tony-houston2I was brought up as a Protestant before I became a non-theist. I don’t think anyone in my family would oppose this legislation. They have some backward ideas about sex and gender, but they trust sound medical advice. Rhode Island is a very Catholic State. It’s different here.

In Rhode Island, those of us who favor the legislation in principle agree that there should be safeguards to protect the chronically ill. We don’t support any legislation unconditionally. The opposition, however, is uncompromising. They boast about their successful obstruction of similar legislation in other states. There are no safeguards that would satisfy them.

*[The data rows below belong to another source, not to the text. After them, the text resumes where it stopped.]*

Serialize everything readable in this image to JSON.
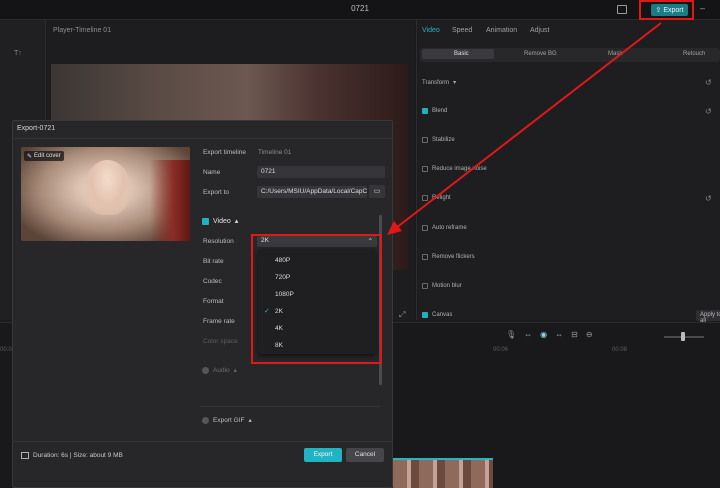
{
  "app": {
    "title": "0721"
  },
  "topbar": {
    "export_label": "Export"
  },
  "player": {
    "title": "Player-Timeline 01"
  },
  "left_panel": {
    "label": "T↑"
  },
  "right_panel": {
    "tabs": [
      "Video",
      "Speed",
      "Animation",
      "Adjust"
    ],
    "subtabs": [
      "Basic",
      "Remove BG",
      "Mask",
      "Retouch"
    ],
    "props": [
      "Transform",
      "Blend",
      "Stabilize",
      "Reduce image noise",
      "Relight",
      "Auto reframe",
      "Remove flickers",
      "Motion blur",
      "Canvas"
    ],
    "apply_label": "Apply to all"
  },
  "timeline": {
    "ticks": [
      "00:00",
      "00:06",
      "00:08"
    ]
  },
  "dialog": {
    "title": "Export-0721",
    "edit_cover": "Edit cover",
    "export_timeline_label": "Export timeline",
    "export_timeline_value": "Timeline 01",
    "name_label": "Name",
    "name_value": "0721",
    "export_to_label": "Export to",
    "export_to_value": "C:/Users/MSIU/AppData/Local/CapC...",
    "video_label": "Video",
    "resolution_label": "Resolution",
    "resolution_value": "2K",
    "bitrate_label": "Bit rate",
    "codec_label": "Codec",
    "format_label": "Format",
    "framerate_label": "Frame rate",
    "colorspace_label": "Color space",
    "audio_label": "Audio",
    "gif_label": "Export GIF",
    "resolution_options": [
      "480P",
      "720P",
      "1080P",
      "2K",
      "4K",
      "8K"
    ],
    "selected_option": "2K",
    "duration_text": "Duration: 6s | Size: about 9 MB",
    "export_button": "Export",
    "cancel_button": "Cancel"
  },
  "colors": {
    "accent": "#22b3c3",
    "annotation": "#e01818"
  }
}
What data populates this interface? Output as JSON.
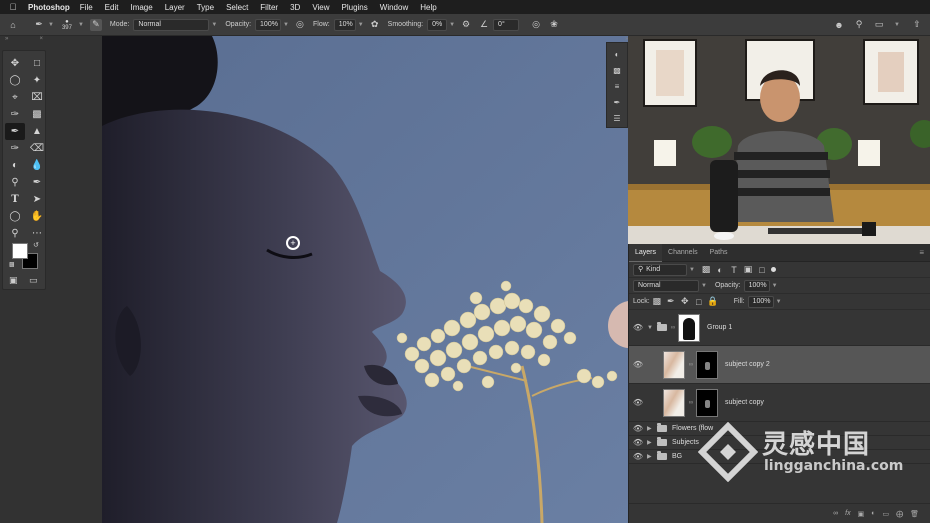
{
  "menubar": {
    "app_name": "Photoshop",
    "items": [
      "File",
      "Edit",
      "Image",
      "Layer",
      "Type",
      "Select",
      "Filter",
      "3D",
      "View",
      "Plugins",
      "Window",
      "Help"
    ]
  },
  "options_bar": {
    "brush_size": "397",
    "mode_label": "Mode:",
    "mode_value": "Normal",
    "opacity_label": "Opacity:",
    "opacity_value": "100%",
    "flow_label": "Flow:",
    "flow_value": "10%",
    "smoothing_label": "Smoothing:",
    "smoothing_value": "0%",
    "angle_value": "0°"
  },
  "colors": {
    "foreground": "#ffffff",
    "background": "#000000",
    "canvas_bg": "#5e7396"
  },
  "layers_panel": {
    "tabs": [
      "Layers",
      "Channels",
      "Paths"
    ],
    "filter_value": "Kind",
    "blend_mode": "Normal",
    "opacity_label": "Opacity:",
    "opacity_value": "100%",
    "lock_label": "Lock:",
    "fill_label": "Fill:",
    "fill_value": "100%",
    "layers": [
      {
        "name": "Group 1"
      },
      {
        "name": "subject copy 2"
      },
      {
        "name": "subject copy"
      },
      {
        "name": "Flowers (flow"
      },
      {
        "name": "Subjects"
      },
      {
        "name": "BG"
      }
    ]
  },
  "watermark": {
    "chinese": "灵感中国",
    "english": "lingganchina.com"
  }
}
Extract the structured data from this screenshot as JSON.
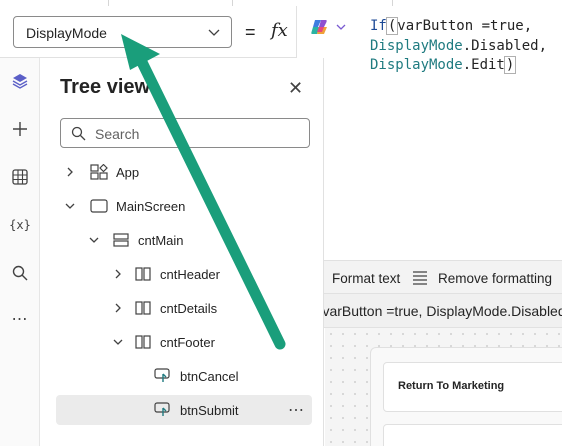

Second Thoughts Massachusetts claims on their webpage that the Right to Die movement is “led by privileged secular white professionals.” Including “secular” in that series of adjectives betrays a fundamental misunderstanding of what it means to be secular. To renounce secularism, a secular person would have to choose a religion and then decide to believe it. Including secular people in that list is something you might expect of religious fundamentalists, not advocates for disabled people. Whether or not it’s intended as a “dog whistle,” it stokes the paranoia of religious zealots who think that religious freedom is the freedom to impose their values on everyone else. Whether it’s a cynical attempt to pander to religious fundamentalists or integral to the ideology behind the movement, it speaks volumes that they even mention secular people in this context.

The U.S. Constitution is secular, but that’s not the social reality. It’s absurd to characterize secular people as privileged in this country, much less in Massachusetts and Rhode Island. What draws secular people to this issue is that we value personal autonomy over religious authority and don’t allow inherited tradition to override our compassion and sense of justice. Many progressive religious people stand with us on this issue.

On a more personal level, my husband and I have living wills. We got them before marriage equality was the law of the land and we needed to secure our rights to advocate for each other. Everyone should have one, whatever their circumstances.



Having taken into consideration the complexity of ethics, medical advances, financial implications and political lobbying, it’s no wonder why death with dignity legislation is such a hot topic these days in America. For people like Stan, Tony, and the two Iowa CoRs, they want to ensure that one sincerely-held belief doesn’t hold a monopoly on legislation. Likewise, their work is something that can be replicated in other states, should there be other people who want to help push for death with dignity legislation. If non-theistic people don’t make their opinions known, your right to choose about your life’s end might be happily taken away by others who might not be bothered with your opinions and final wishes.

As far as the question goes from the start of this article, it isn’t a trick question, but something that a 15-year old student would have to answer in their Religious Studies classes in the UK’s State-maintained schools. If a 15-year old student is educated in such a way that they can answer and address these kinds of theoretical, moral/ethical and legal questions-and understand how these have an impact on their lives’ experiences–shouldn’t we ensure that we’re equipped and ready to address similar questions in our current reality?